Lyman was replaced by Belle S. Spafford, who was still in office when David O. McKay became president of the church in 1951. McKay had led the LDS Church’s first correlation committee 43 years previous during the Joseph F. Smith administration.  Now that McKay was president of the church, he was still interested in correlation, but this time around, he had authority to implement his own recommendations rather than see them vetoed. McKay assigned Elder Harold B. Lee to lead the correlation effort.

Lee shared many of the goals of his predecessors: coordinating services, avoiding duplication, making the church relevant across cultures and geographies, preventing unnecessary work and activities that would overburden church members, and strengthening the leadership role of male priesthood holders.  (Teachings of the Presidents of the Church: Harold B. Lee)

Under Lee’s correlation program, the reporting and financing systems, magazine and lesson materials, and social services once managed by the Relief Society became the responsibility of priesthood leaders and professional departments. Spafford cooperated with these changes, but the termination of Relief Society Magazine, in particular, took place against her will. Lyman’s earlier concern that women would not want to join the Relief Society if it abandoned its projects was nullified by making Relief Society membership automatic to all Mormon women in 1971. (Mulvay-Derr, J. & Cannon, J.R.) (Chandler, G.M.) (Hatch, T.)

As part of this correlation effort, in 1978 the Relief Society transferred the last of its assets to the First Presidency: 266,291 bushels of wheat and nearly 2 million dollars in other assets.  In exchange, the Relief Society would at last be funded by tithing dollars, saving women from the expense of paying for Relief Society programs with additional money.

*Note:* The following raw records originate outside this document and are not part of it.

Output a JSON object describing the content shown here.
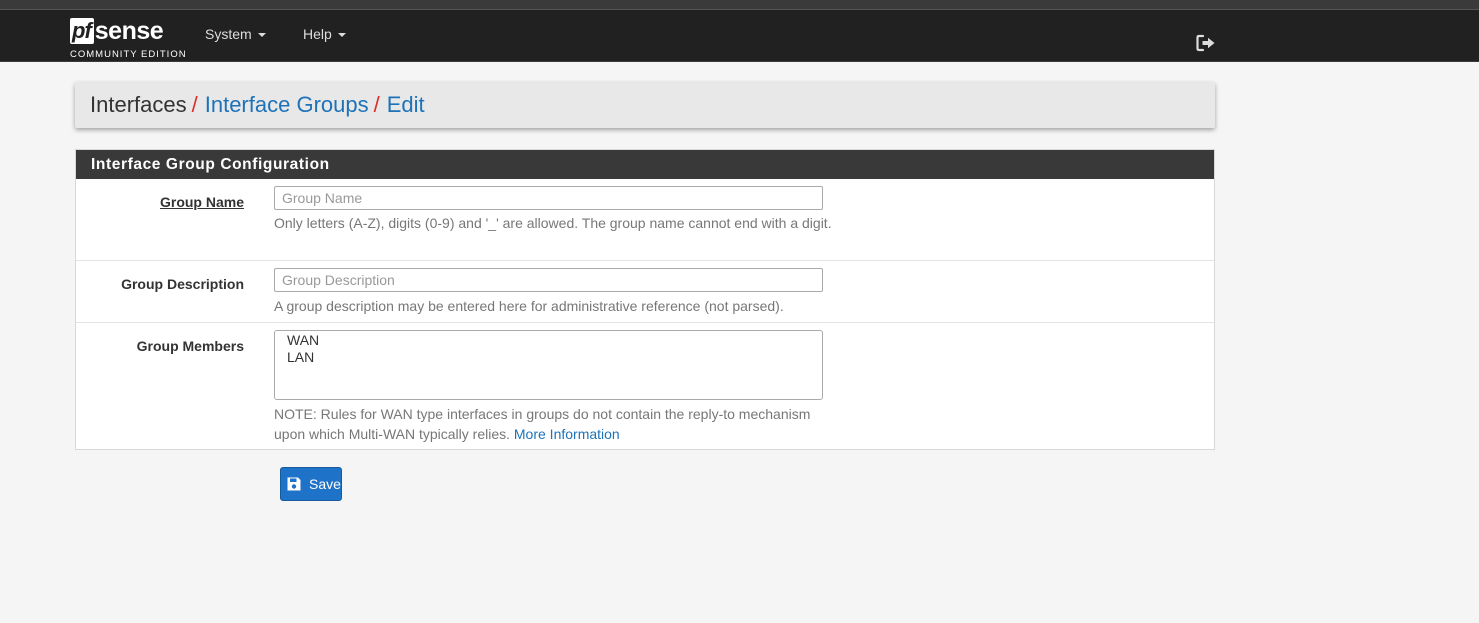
{
  "brand": {
    "logo_pf": "pf",
    "logo_sense": "sense",
    "edition": "COMMUNITY EDITION"
  },
  "nav": {
    "items": [
      {
        "label": "System"
      },
      {
        "label": "Help"
      }
    ],
    "logout_icon": "sign-out-icon"
  },
  "breadcrumb": {
    "items": [
      "Interfaces",
      "Interface Groups",
      "Edit"
    ],
    "separator": "/"
  },
  "panel": {
    "title": "Interface Group Configuration",
    "group_name": {
      "label": "Group Name",
      "placeholder": "Group Name",
      "value": "",
      "help": "Only letters (A-Z), digits (0-9) and '_' are allowed. The group name cannot end with a digit."
    },
    "group_description": {
      "label": "Group Description",
      "placeholder": "Group Description",
      "value": "",
      "help": "A group description may be entered here for administrative reference (not parsed)."
    },
    "group_members": {
      "label": "Group Members",
      "options": [
        "WAN",
        "LAN"
      ],
      "help": "NOTE: Rules for WAN type interfaces in groups do not contain the reply-to mechanism upon which Multi-WAN typically relies.",
      "help_link": "More Information"
    }
  },
  "actions": {
    "save_label": "Save",
    "save_icon": "floppy-disk-icon"
  },
  "colors": {
    "navbar": "#212121",
    "panel_heading": "#393939",
    "link": "#1e72b8",
    "separator": "#d9302c",
    "primary_button": "#1e72c8"
  }
}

Mormon women would also cooperate with male priesthood holders in the holistic work of the church through the newly established council system.  (Mulvay-Derr, J. & Cannon, J.R.)  (Smith, B.B.)

Today, women may provide input on church finances as they serve on church councils but may not make final decisions. Women are always outnumbered by men as a matter of policy and remain excluded from many councils altogether.  Women are barred from most LDS finance-related callings and assignments, such as clerk or auditor.  In 2015, the church finally admitted women—or rather, one greatly outnumbered woman—to each of three high-level priesthood councils from which women had previously been barred.  However, women are still absent from the Council on the Disposition of the Tithes and the Correlation Executive Committee. This is an important oversight, given the impact of correlation on Mormon women over history.

While some nostalgically wish for a reinstatement of the comparative financial independence the female Relief Society enjoyed in the late 1800s, I believe that a gendered division of administrative responsibilities and financial resources was a failed experiment. It was inefficient and led to conflicts between men and women. Since only men were and are priesthood holders, conflicts were resolved over time by removing female authority and placing financial resources under male jurisdiction.

Correlation was an effort to achieve better coordinated, more efficient church governance, but correlating church auxiliaries under the male-only priesthood resulted in the removal of women from church administrative duties and an increasingly androcentric church.  Thus, we now find ourselves living a second failed experiment: patriarchal church governance punctuated by inconsistent efforts to either limit or expand female roles in attempts to access female input without losing male control over financial resources.

Ready for Revelation.


April Young Bennett author of today’s post, is a previous Ordain Women board member and writes for Exponent II.